Which lines below mention "this"? Pick each one out.
==*==
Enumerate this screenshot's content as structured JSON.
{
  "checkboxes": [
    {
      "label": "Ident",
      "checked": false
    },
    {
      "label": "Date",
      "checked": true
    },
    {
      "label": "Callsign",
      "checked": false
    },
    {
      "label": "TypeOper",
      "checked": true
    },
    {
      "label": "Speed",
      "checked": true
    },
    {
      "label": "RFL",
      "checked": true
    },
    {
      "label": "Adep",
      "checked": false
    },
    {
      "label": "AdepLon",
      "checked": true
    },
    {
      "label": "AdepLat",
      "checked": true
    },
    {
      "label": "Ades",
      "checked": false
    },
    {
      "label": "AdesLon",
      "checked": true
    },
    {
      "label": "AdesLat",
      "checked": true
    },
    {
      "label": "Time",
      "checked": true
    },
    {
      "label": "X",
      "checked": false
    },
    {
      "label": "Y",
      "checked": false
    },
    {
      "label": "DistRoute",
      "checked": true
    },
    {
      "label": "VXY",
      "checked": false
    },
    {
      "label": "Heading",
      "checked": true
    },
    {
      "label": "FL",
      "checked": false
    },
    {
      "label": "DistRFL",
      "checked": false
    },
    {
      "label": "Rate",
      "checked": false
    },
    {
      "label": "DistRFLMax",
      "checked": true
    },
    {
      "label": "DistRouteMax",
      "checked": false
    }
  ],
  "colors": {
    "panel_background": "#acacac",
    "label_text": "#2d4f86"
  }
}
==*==
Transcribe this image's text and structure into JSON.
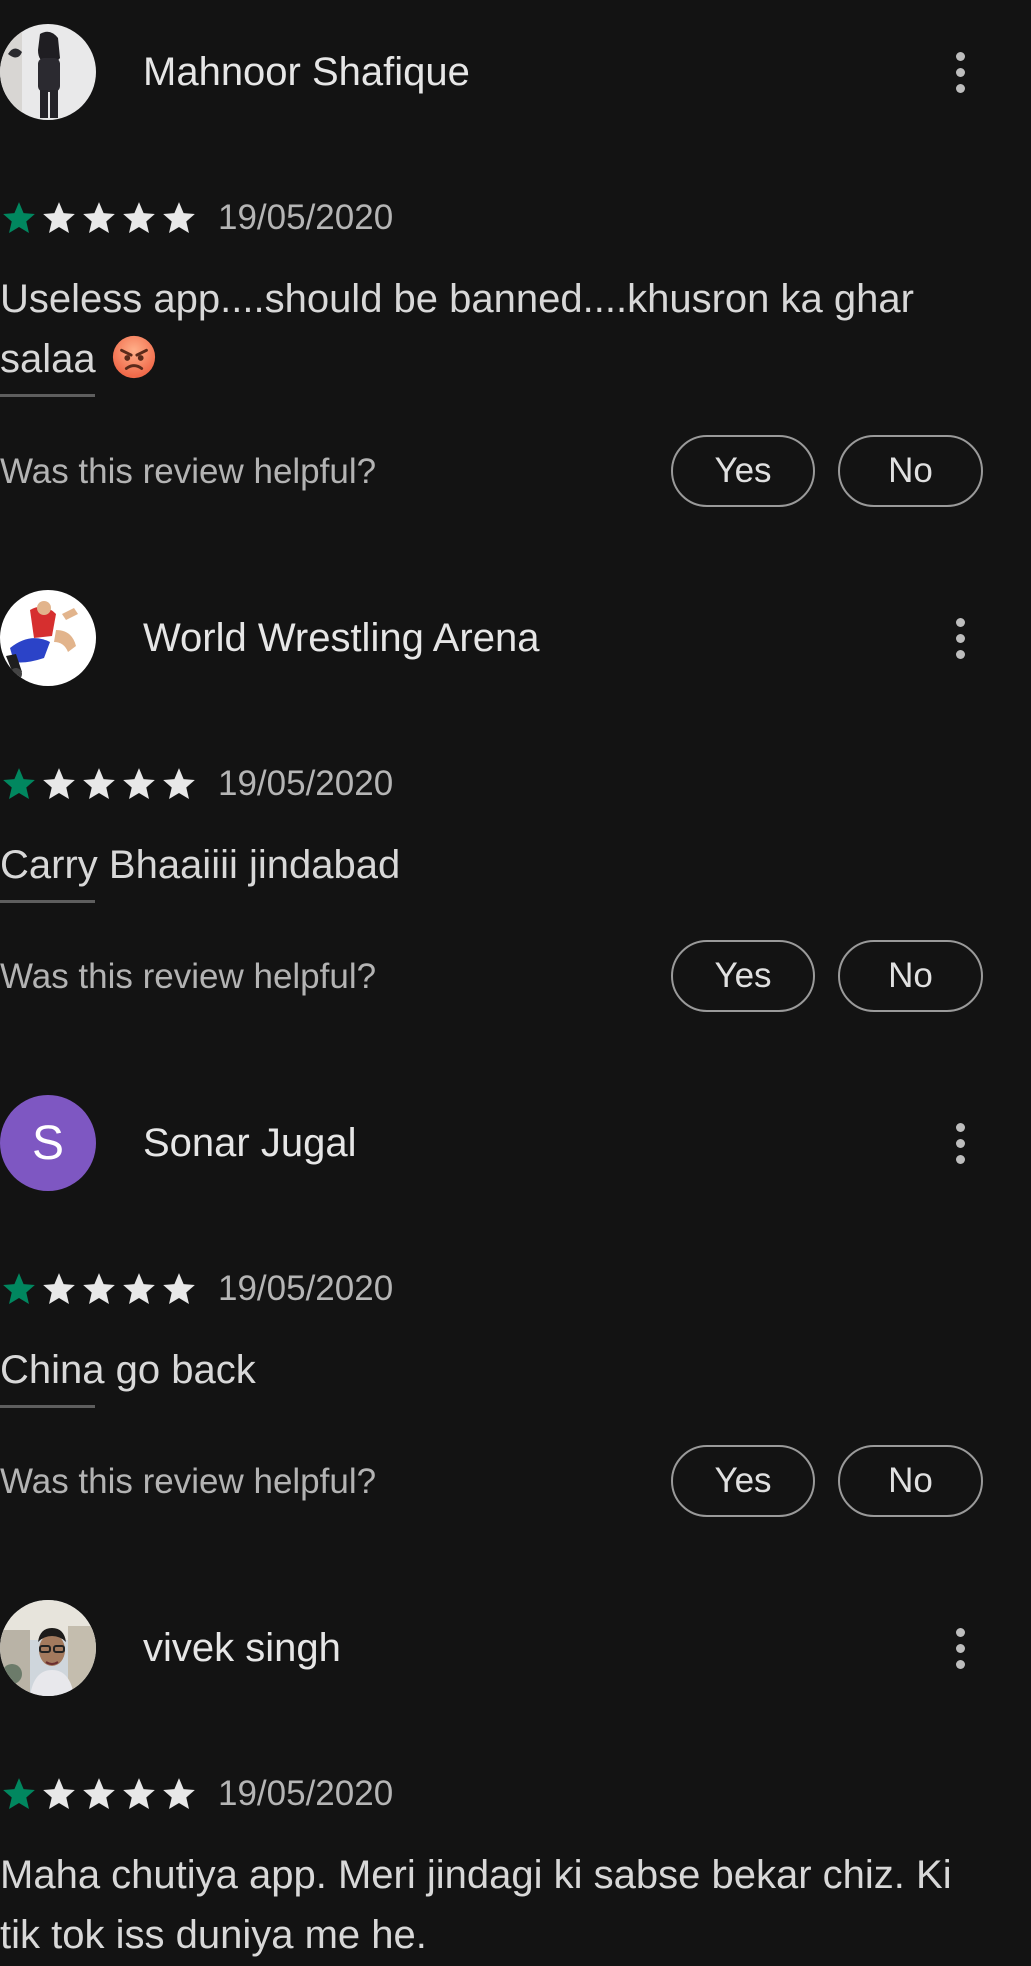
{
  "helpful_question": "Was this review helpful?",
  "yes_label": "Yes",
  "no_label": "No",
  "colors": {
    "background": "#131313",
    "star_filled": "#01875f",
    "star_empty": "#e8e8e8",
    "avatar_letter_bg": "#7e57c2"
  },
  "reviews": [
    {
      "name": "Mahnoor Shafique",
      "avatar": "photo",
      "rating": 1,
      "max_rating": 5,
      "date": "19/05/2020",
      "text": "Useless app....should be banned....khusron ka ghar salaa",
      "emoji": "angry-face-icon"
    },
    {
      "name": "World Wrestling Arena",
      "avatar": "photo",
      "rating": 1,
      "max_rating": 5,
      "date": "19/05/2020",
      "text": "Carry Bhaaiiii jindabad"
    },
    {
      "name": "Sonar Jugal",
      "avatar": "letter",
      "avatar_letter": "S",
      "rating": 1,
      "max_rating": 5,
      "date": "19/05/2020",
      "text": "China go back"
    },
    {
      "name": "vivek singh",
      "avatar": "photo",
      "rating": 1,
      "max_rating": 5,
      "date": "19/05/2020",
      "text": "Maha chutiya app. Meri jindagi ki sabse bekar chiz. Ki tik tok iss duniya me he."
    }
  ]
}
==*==
#### The completed task
Enumerate this screenshot's content as structured JSON.
Transcribe this image's text and structure into JSON.
  "helpful_question": "Was this review helpful?",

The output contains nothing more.